[Component data from apps and pages]
______

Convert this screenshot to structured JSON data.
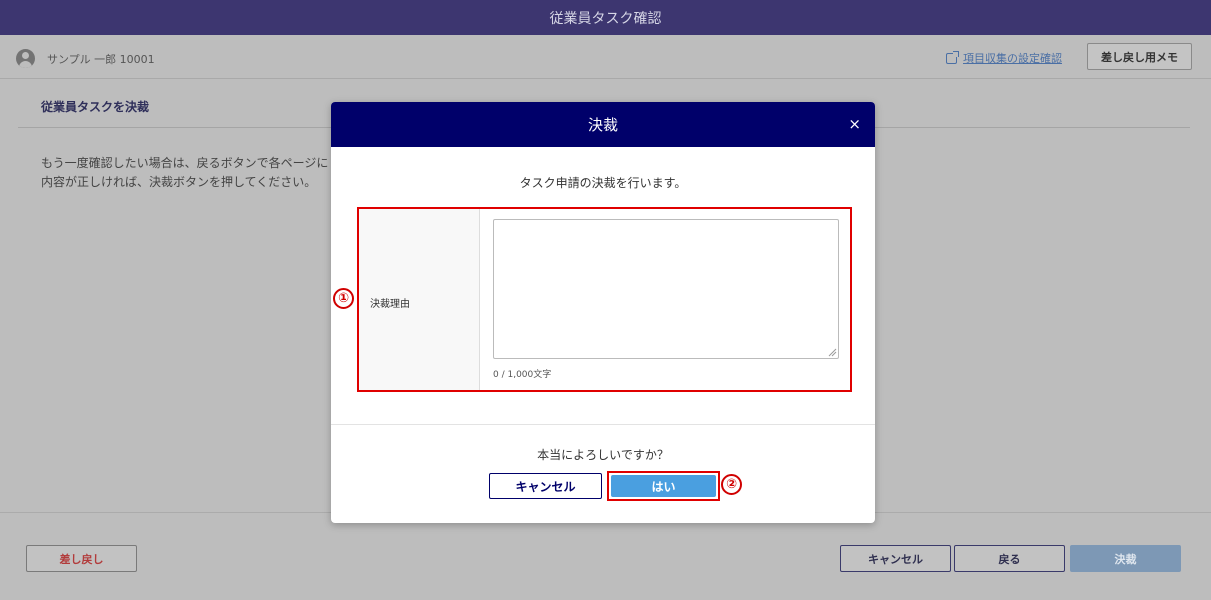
{
  "app": {
    "title": "従業員タスク確認"
  },
  "userbar": {
    "username": "サンプル 一郎 10001",
    "settings_link": "項目収集の設定確認",
    "memo_button": "差し戻し用メモ"
  },
  "page": {
    "section_title": "従業員タスクを決裁",
    "instruction": "もう一度確認したい場合は、戻るボタンで各ページに\n内容が正しければ、決裁ボタンを押してください。"
  },
  "footer": {
    "send_back": "差し戻し",
    "cancel": "キャンセル",
    "back": "戻る",
    "decide": "決裁"
  },
  "modal": {
    "title": "決裁",
    "close": "×",
    "description": "タスク申請の決裁を行います。",
    "reason_label": "決裁理由",
    "reason_value": "",
    "char_count": "0 / 1,000文字",
    "confirm_question": "本当によろしいですか？",
    "cancel_button": "キャンセル",
    "yes_button": "はい"
  },
  "annotations": {
    "marker_1": "①",
    "marker_2": "②"
  },
  "colors": {
    "header": "#3d3670",
    "modal_header": "#00006a",
    "primary_button": "#4a9fe0",
    "highlight": "#e00000"
  }
}
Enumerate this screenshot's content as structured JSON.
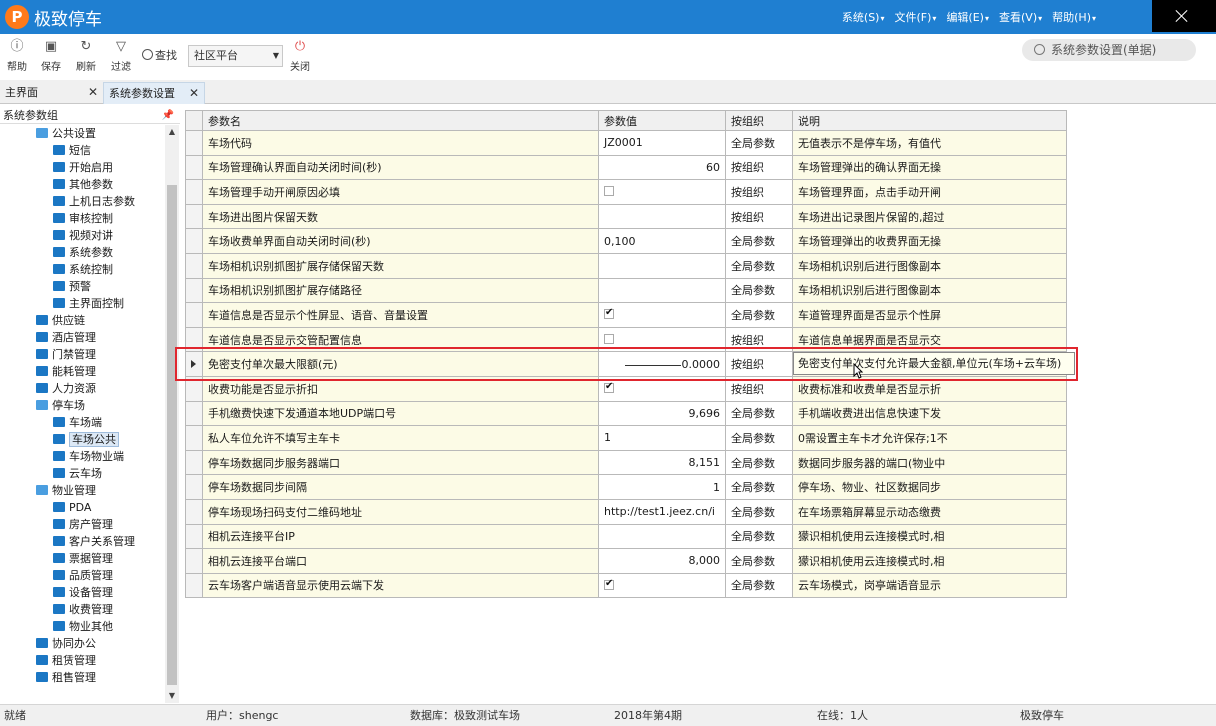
{
  "app": {
    "title": "极致停车",
    "logo_letter": "P"
  },
  "menubar": [
    "系统(S)",
    "文件(F)",
    "编辑(E)",
    "查看(V)",
    "帮助(H)"
  ],
  "toolbar": {
    "help": "帮助",
    "save": "保存",
    "refresh": "刷新",
    "filter": "过滤",
    "search": "查找",
    "scope_value": "社区平台",
    "close": "关闭"
  },
  "page_search_text": "系统参数设置(单据)",
  "tabs": [
    {
      "label": "主界面"
    },
    {
      "label": "系统参数设置"
    }
  ],
  "left_panel": {
    "title": "系统参数组",
    "tree": [
      {
        "label": "公共设置",
        "level": 1,
        "open": true
      },
      {
        "label": "短信",
        "level": 2
      },
      {
        "label": "开始启用",
        "level": 2
      },
      {
        "label": "其他参数",
        "level": 2
      },
      {
        "label": "上机日志参数",
        "level": 2
      },
      {
        "label": "审核控制",
        "level": 2
      },
      {
        "label": "视频对讲",
        "level": 2
      },
      {
        "label": "系统参数",
        "level": 2
      },
      {
        "label": "系统控制",
        "level": 2
      },
      {
        "label": "预警",
        "level": 2
      },
      {
        "label": "主界面控制",
        "level": 2
      },
      {
        "label": "供应链",
        "level": 1
      },
      {
        "label": "酒店管理",
        "level": 1
      },
      {
        "label": "门禁管理",
        "level": 1
      },
      {
        "label": "能耗管理",
        "level": 1
      },
      {
        "label": "人力资源",
        "level": 1
      },
      {
        "label": "停车场",
        "level": 1,
        "open": true
      },
      {
        "label": "车场端",
        "level": 2
      },
      {
        "label": "车场公共",
        "level": 2,
        "selected": true
      },
      {
        "label": "车场物业端",
        "level": 2
      },
      {
        "label": "云车场",
        "level": 2
      },
      {
        "label": "物业管理",
        "level": 1,
        "open": true
      },
      {
        "label": "PDA",
        "level": 2
      },
      {
        "label": "房产管理",
        "level": 2
      },
      {
        "label": "客户关系管理",
        "level": 2
      },
      {
        "label": "票据管理",
        "level": 2
      },
      {
        "label": "品质管理",
        "level": 2
      },
      {
        "label": "设备管理",
        "level": 2
      },
      {
        "label": "收费管理",
        "level": 2
      },
      {
        "label": "物业其他",
        "level": 2
      },
      {
        "label": "协同办公",
        "level": 1
      },
      {
        "label": "租赁管理",
        "level": 1
      },
      {
        "label": "租售管理",
        "level": 1
      }
    ]
  },
  "grid": {
    "columns": [
      "参数名",
      "参数值",
      "按组织",
      "说明"
    ],
    "rows": [
      {
        "name": "车场代码",
        "value": "JZ0001",
        "align": "left",
        "org": "全局参数",
        "desc": "无值表示不是停车场，有值代"
      },
      {
        "name": "车场管理确认界面自动关闭时间(秒)",
        "value": "60",
        "align": "right",
        "org": "按组织",
        "desc": "车场管理弹出的确认界面无操"
      },
      {
        "name": "车场管理手动开闸原因必填",
        "checkbox": true,
        "checked": false,
        "org": "按组织",
        "desc": "车场管理界面，点击手动开闸"
      },
      {
        "name": "车场进出图片保留天数",
        "value": "",
        "align": "left",
        "org": "按组织",
        "desc": "车场进出记录图片保留的,超过"
      },
      {
        "name": "车场收费单界面自动关闭时间(秒)",
        "value": "0,100",
        "align": "left",
        "org": "全局参数",
        "desc": "车场管理弹出的收费界面无操"
      },
      {
        "name": "车场相机识别抓图扩展存储保留天数",
        "value": "",
        "align": "left",
        "org": "全局参数",
        "desc": "车场相机识别后进行图像副本"
      },
      {
        "name": "车场相机识别抓图扩展存储路径",
        "value": "",
        "align": "left",
        "org": "全局参数",
        "desc": "车场相机识别后进行图像副本"
      },
      {
        "name": "车道信息是否显示个性屏显、语音、音量设置",
        "checkbox": true,
        "checked": true,
        "org": "全局参数",
        "desc": "车道管理界面是否显示个性屏"
      },
      {
        "name": "车道信息是否显示交管配置信息",
        "checkbox": true,
        "checked": false,
        "org": "按组织",
        "desc": "车道信息单据界面是否显示交"
      },
      {
        "name": "免密支付单次最大限额(元)",
        "value": "0.0000",
        "align": "right",
        "blank": true,
        "org": "按组织",
        "desc": "免密支付单次支付允许最大金额,单位元(车场+云车场)",
        "current": true
      },
      {
        "name": "收费功能是否显示折扣",
        "checkbox": true,
        "checked": true,
        "org": "按组织",
        "desc": "收费标准和收费单是否显示折"
      },
      {
        "name": "手机缴费快速下发通道本地UDP端口号",
        "value": "9,696",
        "align": "right",
        "org": "全局参数",
        "desc": "手机端收费进出信息快速下发"
      },
      {
        "name": "私人车位允许不填写主车卡",
        "value": "1",
        "align": "left",
        "org": "全局参数",
        "desc": "0需设置主车卡才允许保存;1不"
      },
      {
        "name": "停车场数据同步服务器端口",
        "value": "8,151",
        "align": "right",
        "org": "全局参数",
        "desc": "数据同步服务器的端口(物业中"
      },
      {
        "name": "停车场数据同步间隔",
        "value": "1",
        "align": "right",
        "org": "全局参数",
        "desc": "停车场、物业、社区数据同步"
      },
      {
        "name": "停车场现场扫码支付二维码地址",
        "value": "http://test1.jeez.cn/i",
        "align": "left",
        "org": "全局参数",
        "desc": "在车场票箱屏幕显示动态缴费"
      },
      {
        "name": "相机云连接平台IP",
        "value": "",
        "align": "left",
        "org": "全局参数",
        "desc": "獴识相机使用云连接模式时,相"
      },
      {
        "name": "相机云连接平台端口",
        "value": "8,000",
        "align": "right",
        "org": "全局参数",
        "desc": "獴识相机使用云连接模式时,相"
      },
      {
        "name": "云车场客户端语音显示使用云端下发",
        "checkbox": true,
        "checked": true,
        "org": "全局参数",
        "desc": "云车场模式，岗亭端语音显示"
      }
    ]
  },
  "tooltip": "免密支付单次支付允许最大金额,单位元(车场+云车场)",
  "status": {
    "state": "就绪",
    "user": "用户：shengc",
    "db": "数据库：极致测试车场",
    "period": "2018年第4期",
    "online": "在线：1人",
    "brand": "极致停车"
  },
  "colors": {
    "titlebar": "#1f7fd1",
    "logo": "#ff7a1a",
    "highlight": "#e0262e",
    "name_cell": "#fcfbe6"
  }
}
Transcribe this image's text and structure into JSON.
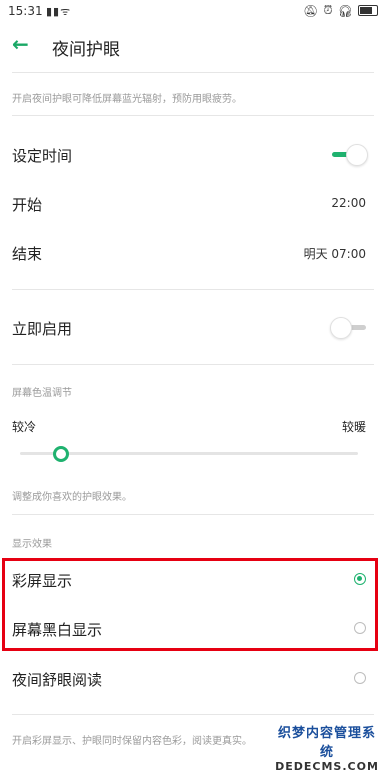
{
  "status_bar": {
    "time": "15:31",
    "left_icons": "▮▮ᯤ",
    "right_icons": [
      "bell-off-icon",
      "alarm-icon",
      "headphones-icon",
      "battery-icon"
    ]
  },
  "header": {
    "title": "夜间护眼"
  },
  "intro_hint": "开启夜间护眼可降低屏幕蓝光辐射，预防用眼疲劳。",
  "schedule": {
    "label": "设定时间",
    "enabled": true,
    "start_label": "开始",
    "start_value": "22:00",
    "end_label": "结束",
    "end_value": "明天 07:00"
  },
  "enable_now": {
    "label": "立即启用",
    "enabled": false
  },
  "color_temp": {
    "section_title": "屏幕色温调节",
    "cool_label": "较冷",
    "warm_label": "较暖",
    "level": 0.11,
    "hint": "调整成你喜欢的护眼效果。"
  },
  "display_effect": {
    "section_title": "显示效果",
    "options": [
      {
        "label": "彩屏显示",
        "selected": true
      },
      {
        "label": "屏幕黑白显示",
        "selected": false
      },
      {
        "label": "夜间舒眼阅读",
        "selected": false
      }
    ],
    "hint": "开启彩屏显示、护眼同时保留内容色彩，阅读更真实。"
  },
  "watermark": {
    "line1": "织梦内容管理系统",
    "line2": "DEDECMS.COM"
  },
  "colors": {
    "accent": "#1fb26f",
    "highlight": "#e60012"
  }
}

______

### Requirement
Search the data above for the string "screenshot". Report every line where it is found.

### Response for this exercise
Convert this screenshot to structured JSON data.
Enumerate this screenshot's content as structured JSON.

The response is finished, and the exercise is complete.